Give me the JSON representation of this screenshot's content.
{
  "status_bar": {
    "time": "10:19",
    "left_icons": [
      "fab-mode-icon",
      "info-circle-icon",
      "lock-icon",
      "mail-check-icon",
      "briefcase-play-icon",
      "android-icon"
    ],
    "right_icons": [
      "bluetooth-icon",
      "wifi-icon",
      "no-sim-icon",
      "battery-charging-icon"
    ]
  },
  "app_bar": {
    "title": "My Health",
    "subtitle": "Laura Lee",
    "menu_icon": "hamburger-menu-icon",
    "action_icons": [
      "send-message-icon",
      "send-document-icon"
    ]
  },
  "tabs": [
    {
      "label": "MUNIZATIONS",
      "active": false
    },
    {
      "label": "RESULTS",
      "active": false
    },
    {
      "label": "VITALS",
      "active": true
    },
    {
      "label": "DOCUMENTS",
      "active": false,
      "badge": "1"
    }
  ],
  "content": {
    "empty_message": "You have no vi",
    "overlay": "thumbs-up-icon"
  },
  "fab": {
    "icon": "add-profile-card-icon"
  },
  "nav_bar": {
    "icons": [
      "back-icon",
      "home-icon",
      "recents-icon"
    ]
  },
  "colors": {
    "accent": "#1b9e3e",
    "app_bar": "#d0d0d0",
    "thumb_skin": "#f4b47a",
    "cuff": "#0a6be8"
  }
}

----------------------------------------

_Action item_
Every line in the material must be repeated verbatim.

_Task answer_
Give me the JSON representation of this screenshot's content.
{
  "status_bar": {
    "time": "10:19",
    "left_icons": [
      "fab-mode-icon",
      "info-circle-icon",
      "lock-icon",
      "mail-check-icon",
      "briefcase-play-icon",
      "android-icon"
    ],
    "right_icons": [
      "bluetooth-icon",
      "wifi-icon",
      "no-sim-icon",
      "battery-charging-icon"
    ]
  },
  "app_bar": {
    "title": "My Health",
    "subtitle": "Laura Lee",
    "menu_icon": "hamburger-menu-icon",
    "action_icons": [
      "send-message-icon",
      "send-document-icon"
    ]
  },
  "tabs": [
    {
      "label": "MUNIZATIONS",
      "active": false
    },
    {
      "label": "RESULTS",
      "active": false
    },
    {
      "label": "VITALS",
      "active": true
    },
    {
      "label": "DOCUMENTS",
      "active": false,
      "badge": "1"
    }
  ],
  "content": {
    "empty_message": "You have no vi",
    "overlay": "thumbs-up-icon"
  },
  "fab": {
    "icon": "add-profile-card-icon"
  },
  "nav_bar": {
    "icons": [
      "back-icon",
      "home-icon",
      "recents-icon"
    ]
  },
  "colors": {
    "accent": "#1b9e3e",
    "app_bar": "#d0d0d0",
    "thumb_skin": "#f4b47a",
    "cuff": "#0a6be8"
  }
}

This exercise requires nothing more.